■ **EXERCISE DESCRIPTION**
The answer should be the records below, word for word, with every image left out.

■ **DATASET CONTENT**
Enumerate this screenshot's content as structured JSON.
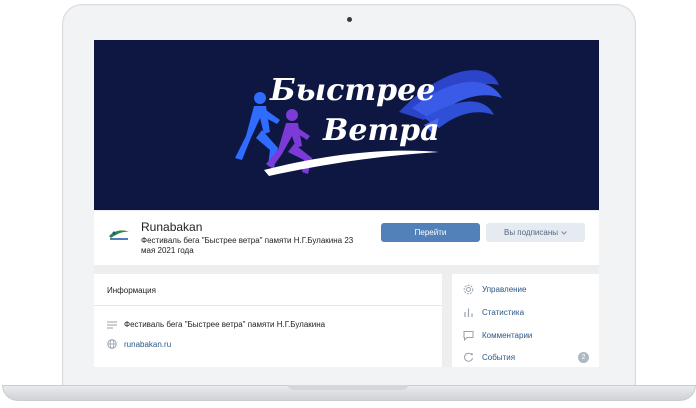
{
  "cover": {
    "title_line1": "Быстрее",
    "title_line2": "Ветра"
  },
  "group": {
    "name": "Runabakan",
    "status": "Фестиваль бега \"Быстрее ветра\" памяти Н.Г.Булакина 23 мая 2021 года",
    "go_button": "Перейти",
    "subscribed_button": "Вы подписаны"
  },
  "info": {
    "title": "Информация",
    "description": "Фестиваль бега \"Быстрее ветра\" памяти Н.Г.Булакина",
    "website": "runabakan.ru"
  },
  "menu": {
    "items": [
      {
        "label": "Управление",
        "icon": "gear-icon"
      },
      {
        "label": "Статистика",
        "icon": "stats-icon"
      },
      {
        "label": "Комментарии",
        "icon": "comment-icon"
      },
      {
        "label": "События",
        "icon": "event-icon",
        "badge": "2"
      }
    ]
  },
  "colors": {
    "cover_bg": "#0e1741",
    "accent": "#5181b8",
    "link": "#2a5885"
  }
}
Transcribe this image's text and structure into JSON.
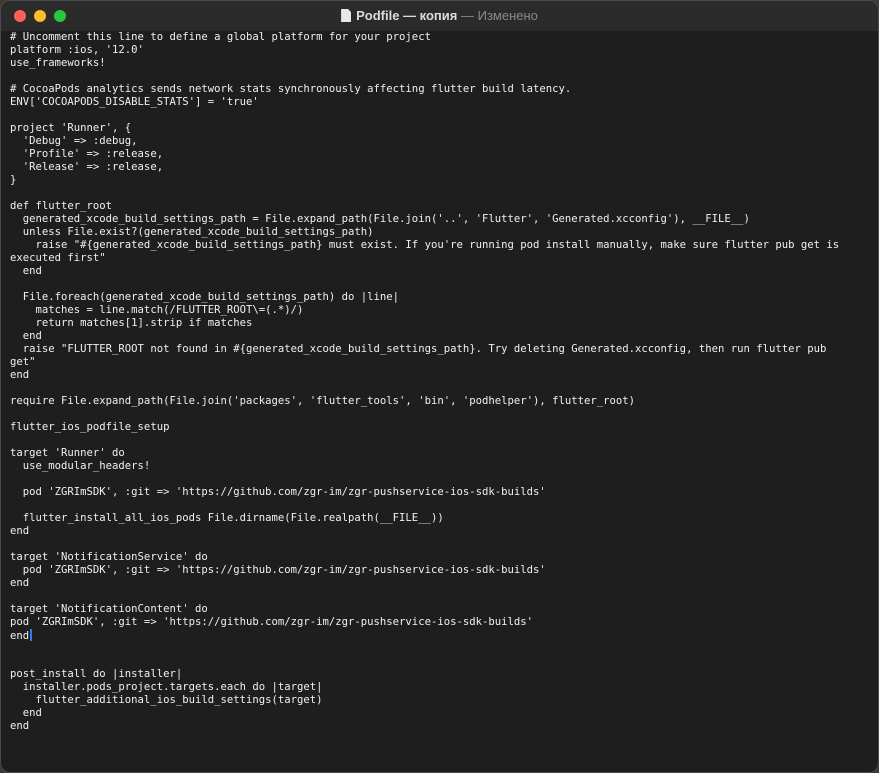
{
  "window": {
    "file_name": "Podfile — копия",
    "separator": "—",
    "status": "Изменено"
  },
  "editor": {
    "lines": [
      "# Uncomment this line to define a global platform for your project",
      "platform :ios, '12.0'",
      "use_frameworks!",
      "",
      "# CocoaPods analytics sends network stats synchronously affecting flutter build latency.",
      "ENV['COCOAPODS_DISABLE_STATS'] = 'true'",
      "",
      "project 'Runner', {",
      "  'Debug' => :debug,",
      "  'Profile' => :release,",
      "  'Release' => :release,",
      "}",
      "",
      "def flutter_root",
      "  generated_xcode_build_settings_path = File.expand_path(File.join('..', 'Flutter', 'Generated.xcconfig'), __FILE__)",
      "  unless File.exist?(generated_xcode_build_settings_path)",
      "    raise \"#{generated_xcode_build_settings_path} must exist. If you're running pod install manually, make sure flutter pub get is",
      "executed first\"",
      "  end",
      "",
      "  File.foreach(generated_xcode_build_settings_path) do |line|",
      "    matches = line.match(/FLUTTER_ROOT\\=(.*)/)",
      "    return matches[1].strip if matches",
      "  end",
      "  raise \"FLUTTER_ROOT not found in #{generated_xcode_build_settings_path}. Try deleting Generated.xcconfig, then run flutter pub",
      "get\"",
      "end",
      "",
      "require File.expand_path(File.join('packages', 'flutter_tools', 'bin', 'podhelper'), flutter_root)",
      "",
      "flutter_ios_podfile_setup",
      "",
      "target 'Runner' do",
      "  use_modular_headers!",
      "",
      "  pod 'ZGRImSDK', :git => 'https://github.com/zgr-im/zgr-pushservice-ios-sdk-builds'",
      "",
      "  flutter_install_all_ios_pods File.dirname(File.realpath(__FILE__))",
      "end",
      "",
      "target 'NotificationService' do",
      "  pod 'ZGRImSDK', :git => 'https://github.com/zgr-im/zgr-pushservice-ios-sdk-builds'",
      "end",
      "",
      "target 'NotificationContent' do",
      "pod 'ZGRImSDK', :git => 'https://github.com/zgr-im/zgr-pushservice-ios-sdk-builds'",
      "end",
      "",
      "",
      "post_install do |installer|",
      "  installer.pods_project.targets.each do |target|",
      "    flutter_additional_ios_build_settings(target)",
      "  end",
      "end"
    ],
    "caret_line": 46
  }
}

■ **YOUR SOLUTION**
Enumerate this screenshot's content as structured JSON.
{
  "cover": {
    "title_line1": "Быстрее",
    "title_line2": "Ветра"
  },
  "group": {
    "name": "Runabakan",
    "status": "Фестиваль бега \"Быстрее ветра\" памяти Н.Г.Булакина 23 мая 2021 года",
    "go_button": "Перейти",
    "subscribed_button": "Вы подписаны"
  },
  "info": {
    "title": "Информация",
    "description": "Фестиваль бега \"Быстрее ветра\" памяти Н.Г.Булакина",
    "website": "runabakan.ru"
  },
  "menu": {
    "items": [
      {
        "label": "Управление",
        "icon": "gear-icon"
      },
      {
        "label": "Статистика",
        "icon": "stats-icon"
      },
      {
        "label": "Комментарии",
        "icon": "comment-icon"
      },
      {
        "label": "События",
        "icon": "event-icon",
        "badge": "2"
      }
    ]
  },
  "colors": {
    "cover_bg": "#0e1741",
    "accent": "#5181b8",
    "link": "#2a5885"
  }
}
Transcribe this image's text and structure into JSON.
{
  "window": {
    "file_name": "Podfile — копия",
    "separator": "—",
    "status": "Изменено"
  },
  "editor": {
    "lines": [
      "# Uncomment this line to define a global platform for your project",
      "platform :ios, '12.0'",
      "use_frameworks!",
      "",
      "# CocoaPods analytics sends network stats synchronously affecting flutter build latency.",
      "ENV['COCOAPODS_DISABLE_STATS'] = 'true'",
      "",
      "project 'Runner', {",
      "  'Debug' => :debug,",
      "  'Profile' => :release,",
      "  'Release' => :release,",
      "}",
      "",
      "def flutter_root",
      "  generated_xcode_build_settings_path = File.expand_path(File.join('..', 'Flutter', 'Generated.xcconfig'), __FILE__)",
      "  unless File.exist?(generated_xcode_build_settings_path)",
      "    raise \"#{generated_xcode_build_settings_path} must exist. If you're running pod install manually, make sure flutter pub get is",
      "executed first\"",
      "  end",
      "",
      "  File.foreach(generated_xcode_build_settings_path) do |line|",
      "    matches = line.match(/FLUTTER_ROOT\\=(.*)/)",
      "    return matches[1].strip if matches",
      "  end",
      "  raise \"FLUTTER_ROOT not found in #{generated_xcode_build_settings_path}. Try deleting Generated.xcconfig, then run flutter pub",
      "get\"",
      "end",
      "",
      "require File.expand_path(File.join('packages', 'flutter_tools', 'bin', 'podhelper'), flutter_root)",
      "",
      "flutter_ios_podfile_setup",
      "",
      "target 'Runner' do",
      "  use_modular_headers!",
      "",
      "  pod 'ZGRImSDK', :git => 'https://github.com/zgr-im/zgr-pushservice-ios-sdk-builds'",
      "",
      "  flutter_install_all_ios_pods File.dirname(File.realpath(__FILE__))",
      "end",
      "",
      "target 'NotificationService' do",
      "  pod 'ZGRImSDK', :git => 'https://github.com/zgr-im/zgr-pushservice-ios-sdk-builds'",
      "end",
      "",
      "target 'NotificationContent' do",
      "pod 'ZGRImSDK', :git => 'https://github.com/zgr-im/zgr-pushservice-ios-sdk-builds'",
      "end",
      "",
      "",
      "post_install do |installer|",
      "  installer.pods_project.targets.each do |target|",
      "    flutter_additional_ios_build_settings(target)",
      "  end",
      "end"
    ],
    "caret_line": 46
  }
}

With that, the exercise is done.